EXERCISE = Check each line of the data, and copy those where "date" appears.

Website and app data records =
= = = = =
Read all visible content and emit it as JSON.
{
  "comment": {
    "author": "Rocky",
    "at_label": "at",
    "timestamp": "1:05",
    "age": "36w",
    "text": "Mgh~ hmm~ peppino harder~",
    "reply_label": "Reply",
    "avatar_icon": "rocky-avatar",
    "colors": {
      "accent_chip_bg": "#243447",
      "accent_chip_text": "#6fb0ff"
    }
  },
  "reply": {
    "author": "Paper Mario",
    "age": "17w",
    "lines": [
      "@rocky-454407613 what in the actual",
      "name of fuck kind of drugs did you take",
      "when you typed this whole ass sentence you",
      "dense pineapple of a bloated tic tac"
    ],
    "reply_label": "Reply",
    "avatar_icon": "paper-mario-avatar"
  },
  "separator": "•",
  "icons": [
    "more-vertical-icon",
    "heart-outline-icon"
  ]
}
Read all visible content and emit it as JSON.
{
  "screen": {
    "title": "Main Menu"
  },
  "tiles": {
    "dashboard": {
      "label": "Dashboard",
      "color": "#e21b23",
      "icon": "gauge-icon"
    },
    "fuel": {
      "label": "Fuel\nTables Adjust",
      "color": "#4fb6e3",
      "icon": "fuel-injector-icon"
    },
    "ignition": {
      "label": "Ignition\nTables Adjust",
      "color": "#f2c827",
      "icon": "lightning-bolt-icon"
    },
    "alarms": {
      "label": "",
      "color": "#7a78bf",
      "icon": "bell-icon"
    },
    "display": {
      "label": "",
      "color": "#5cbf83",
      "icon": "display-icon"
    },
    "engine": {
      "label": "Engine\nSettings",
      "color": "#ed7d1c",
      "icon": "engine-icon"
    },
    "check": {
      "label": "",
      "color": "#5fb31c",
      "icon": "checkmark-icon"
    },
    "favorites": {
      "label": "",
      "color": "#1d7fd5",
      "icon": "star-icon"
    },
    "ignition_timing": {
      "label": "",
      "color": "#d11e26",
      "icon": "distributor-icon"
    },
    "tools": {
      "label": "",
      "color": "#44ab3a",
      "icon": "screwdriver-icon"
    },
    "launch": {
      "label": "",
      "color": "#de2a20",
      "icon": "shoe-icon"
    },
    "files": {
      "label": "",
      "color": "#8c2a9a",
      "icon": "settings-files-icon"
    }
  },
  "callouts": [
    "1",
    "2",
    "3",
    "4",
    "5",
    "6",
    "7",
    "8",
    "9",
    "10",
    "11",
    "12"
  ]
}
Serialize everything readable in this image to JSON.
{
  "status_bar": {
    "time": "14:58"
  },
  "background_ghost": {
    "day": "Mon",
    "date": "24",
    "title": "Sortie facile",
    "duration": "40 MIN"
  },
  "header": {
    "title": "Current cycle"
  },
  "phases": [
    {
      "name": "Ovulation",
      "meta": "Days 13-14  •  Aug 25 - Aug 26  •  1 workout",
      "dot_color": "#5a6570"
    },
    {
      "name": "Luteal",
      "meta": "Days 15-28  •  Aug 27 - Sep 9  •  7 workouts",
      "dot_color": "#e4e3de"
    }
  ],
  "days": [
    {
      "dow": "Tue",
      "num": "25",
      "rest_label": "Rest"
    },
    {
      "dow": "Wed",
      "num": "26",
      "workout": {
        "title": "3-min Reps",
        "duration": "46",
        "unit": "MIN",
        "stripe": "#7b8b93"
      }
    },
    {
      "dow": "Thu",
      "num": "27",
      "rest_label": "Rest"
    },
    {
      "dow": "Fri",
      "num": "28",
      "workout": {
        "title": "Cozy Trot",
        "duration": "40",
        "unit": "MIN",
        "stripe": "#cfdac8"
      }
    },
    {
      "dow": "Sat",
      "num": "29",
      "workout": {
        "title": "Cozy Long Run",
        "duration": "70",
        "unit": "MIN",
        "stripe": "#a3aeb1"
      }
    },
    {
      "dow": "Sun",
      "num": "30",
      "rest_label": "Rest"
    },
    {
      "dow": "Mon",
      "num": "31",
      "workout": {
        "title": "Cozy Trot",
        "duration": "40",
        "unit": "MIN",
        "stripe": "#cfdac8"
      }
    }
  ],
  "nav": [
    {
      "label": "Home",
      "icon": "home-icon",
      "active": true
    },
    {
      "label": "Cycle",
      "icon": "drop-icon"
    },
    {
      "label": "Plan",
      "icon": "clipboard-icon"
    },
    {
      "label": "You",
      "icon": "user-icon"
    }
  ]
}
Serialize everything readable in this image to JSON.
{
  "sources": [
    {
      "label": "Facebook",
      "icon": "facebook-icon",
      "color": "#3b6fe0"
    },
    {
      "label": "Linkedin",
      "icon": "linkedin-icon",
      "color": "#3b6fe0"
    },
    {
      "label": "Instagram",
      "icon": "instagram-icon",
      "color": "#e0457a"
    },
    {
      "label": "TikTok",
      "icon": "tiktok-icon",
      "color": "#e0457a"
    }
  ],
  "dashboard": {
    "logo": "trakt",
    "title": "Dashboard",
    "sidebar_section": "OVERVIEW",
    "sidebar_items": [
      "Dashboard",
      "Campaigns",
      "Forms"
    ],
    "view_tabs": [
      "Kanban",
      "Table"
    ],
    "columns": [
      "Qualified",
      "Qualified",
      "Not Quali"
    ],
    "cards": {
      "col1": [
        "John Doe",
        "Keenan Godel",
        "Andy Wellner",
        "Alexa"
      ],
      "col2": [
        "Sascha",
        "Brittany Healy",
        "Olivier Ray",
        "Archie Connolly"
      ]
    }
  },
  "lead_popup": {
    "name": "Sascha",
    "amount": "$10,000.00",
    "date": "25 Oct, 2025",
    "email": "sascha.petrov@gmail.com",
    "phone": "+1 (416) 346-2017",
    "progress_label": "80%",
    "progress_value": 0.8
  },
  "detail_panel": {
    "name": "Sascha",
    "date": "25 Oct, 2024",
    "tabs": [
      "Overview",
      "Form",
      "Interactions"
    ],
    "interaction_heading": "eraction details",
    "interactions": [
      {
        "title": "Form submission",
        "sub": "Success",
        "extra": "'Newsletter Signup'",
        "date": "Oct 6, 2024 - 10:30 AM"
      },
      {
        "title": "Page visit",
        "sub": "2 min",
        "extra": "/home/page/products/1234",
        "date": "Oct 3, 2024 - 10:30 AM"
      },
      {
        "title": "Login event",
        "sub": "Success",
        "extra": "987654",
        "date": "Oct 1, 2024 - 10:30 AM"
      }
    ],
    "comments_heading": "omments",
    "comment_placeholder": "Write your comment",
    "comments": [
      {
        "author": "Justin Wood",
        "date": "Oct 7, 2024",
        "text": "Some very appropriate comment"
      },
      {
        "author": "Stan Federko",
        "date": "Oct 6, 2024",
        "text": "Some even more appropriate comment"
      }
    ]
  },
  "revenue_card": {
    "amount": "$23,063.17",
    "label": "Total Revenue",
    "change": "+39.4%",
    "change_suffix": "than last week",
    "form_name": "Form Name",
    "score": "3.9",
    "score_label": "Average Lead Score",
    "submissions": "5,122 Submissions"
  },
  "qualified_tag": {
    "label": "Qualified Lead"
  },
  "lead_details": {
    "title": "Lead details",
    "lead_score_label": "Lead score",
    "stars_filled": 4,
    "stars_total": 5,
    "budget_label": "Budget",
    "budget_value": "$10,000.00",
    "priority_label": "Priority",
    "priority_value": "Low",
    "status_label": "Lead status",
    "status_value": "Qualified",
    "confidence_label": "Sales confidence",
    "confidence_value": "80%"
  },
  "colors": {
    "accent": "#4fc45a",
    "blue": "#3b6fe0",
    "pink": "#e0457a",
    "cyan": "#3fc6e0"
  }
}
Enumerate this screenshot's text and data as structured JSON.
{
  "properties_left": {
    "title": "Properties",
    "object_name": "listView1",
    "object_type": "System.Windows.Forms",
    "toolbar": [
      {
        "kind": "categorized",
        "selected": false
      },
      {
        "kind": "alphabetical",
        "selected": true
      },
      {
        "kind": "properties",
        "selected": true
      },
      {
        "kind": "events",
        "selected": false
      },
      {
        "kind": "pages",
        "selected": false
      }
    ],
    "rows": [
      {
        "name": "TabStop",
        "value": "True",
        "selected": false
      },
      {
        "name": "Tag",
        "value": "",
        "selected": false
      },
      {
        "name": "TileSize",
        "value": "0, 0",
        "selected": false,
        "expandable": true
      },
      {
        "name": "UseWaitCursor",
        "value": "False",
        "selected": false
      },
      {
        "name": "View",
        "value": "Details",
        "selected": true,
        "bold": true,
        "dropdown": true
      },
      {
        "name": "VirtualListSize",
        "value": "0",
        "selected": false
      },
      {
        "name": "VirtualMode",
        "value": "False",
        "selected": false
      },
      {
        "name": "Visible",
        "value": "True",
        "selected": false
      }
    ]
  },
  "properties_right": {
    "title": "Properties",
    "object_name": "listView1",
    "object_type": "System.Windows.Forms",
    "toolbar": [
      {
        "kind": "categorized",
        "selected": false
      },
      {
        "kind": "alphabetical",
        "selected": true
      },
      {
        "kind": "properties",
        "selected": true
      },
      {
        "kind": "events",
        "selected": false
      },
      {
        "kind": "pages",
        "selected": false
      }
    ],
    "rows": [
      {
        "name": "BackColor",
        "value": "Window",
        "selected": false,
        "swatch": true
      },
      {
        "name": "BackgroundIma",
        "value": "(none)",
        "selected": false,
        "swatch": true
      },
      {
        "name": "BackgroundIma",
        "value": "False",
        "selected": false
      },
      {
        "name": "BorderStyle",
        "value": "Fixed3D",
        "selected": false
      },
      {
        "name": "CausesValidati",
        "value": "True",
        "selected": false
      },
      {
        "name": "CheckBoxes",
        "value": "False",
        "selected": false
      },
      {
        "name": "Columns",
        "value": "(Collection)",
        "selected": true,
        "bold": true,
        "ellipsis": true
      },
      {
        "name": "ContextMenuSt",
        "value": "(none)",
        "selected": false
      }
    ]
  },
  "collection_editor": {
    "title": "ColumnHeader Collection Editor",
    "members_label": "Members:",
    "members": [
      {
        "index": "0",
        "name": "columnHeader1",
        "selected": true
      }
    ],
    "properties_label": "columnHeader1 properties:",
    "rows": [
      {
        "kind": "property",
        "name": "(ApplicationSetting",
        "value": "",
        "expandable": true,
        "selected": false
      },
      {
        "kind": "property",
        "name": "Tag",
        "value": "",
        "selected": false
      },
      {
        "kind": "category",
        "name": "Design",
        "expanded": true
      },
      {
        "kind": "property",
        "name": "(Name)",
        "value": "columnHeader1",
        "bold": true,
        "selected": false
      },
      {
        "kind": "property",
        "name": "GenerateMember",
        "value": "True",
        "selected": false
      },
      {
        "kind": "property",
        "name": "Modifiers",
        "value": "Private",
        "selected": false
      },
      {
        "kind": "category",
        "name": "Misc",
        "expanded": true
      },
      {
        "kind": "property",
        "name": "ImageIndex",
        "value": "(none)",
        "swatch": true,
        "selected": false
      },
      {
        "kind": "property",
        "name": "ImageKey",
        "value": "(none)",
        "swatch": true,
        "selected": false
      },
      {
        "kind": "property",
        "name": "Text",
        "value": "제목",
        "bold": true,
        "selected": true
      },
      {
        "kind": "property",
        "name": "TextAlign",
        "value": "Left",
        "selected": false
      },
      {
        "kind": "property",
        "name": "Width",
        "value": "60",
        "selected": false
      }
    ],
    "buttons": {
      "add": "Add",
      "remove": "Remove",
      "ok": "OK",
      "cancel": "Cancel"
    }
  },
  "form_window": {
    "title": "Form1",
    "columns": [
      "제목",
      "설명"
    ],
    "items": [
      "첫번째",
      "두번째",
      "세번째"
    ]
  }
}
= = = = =
SOLUTION TO THIS PROBLEM =
    "date": "24",
    "date": "25 Oct, 2025",
    "date": "25 Oct, 2024",
        "date": "Oct 6, 2024 - 10:30 AM"
        "date": "Oct 3, 2024 - 10:30 AM"
        "date": "Oct 1, 2024 - 10:30 AM"
        "date": "Oct 7, 2024",
        "date": "Oct 6, 2024",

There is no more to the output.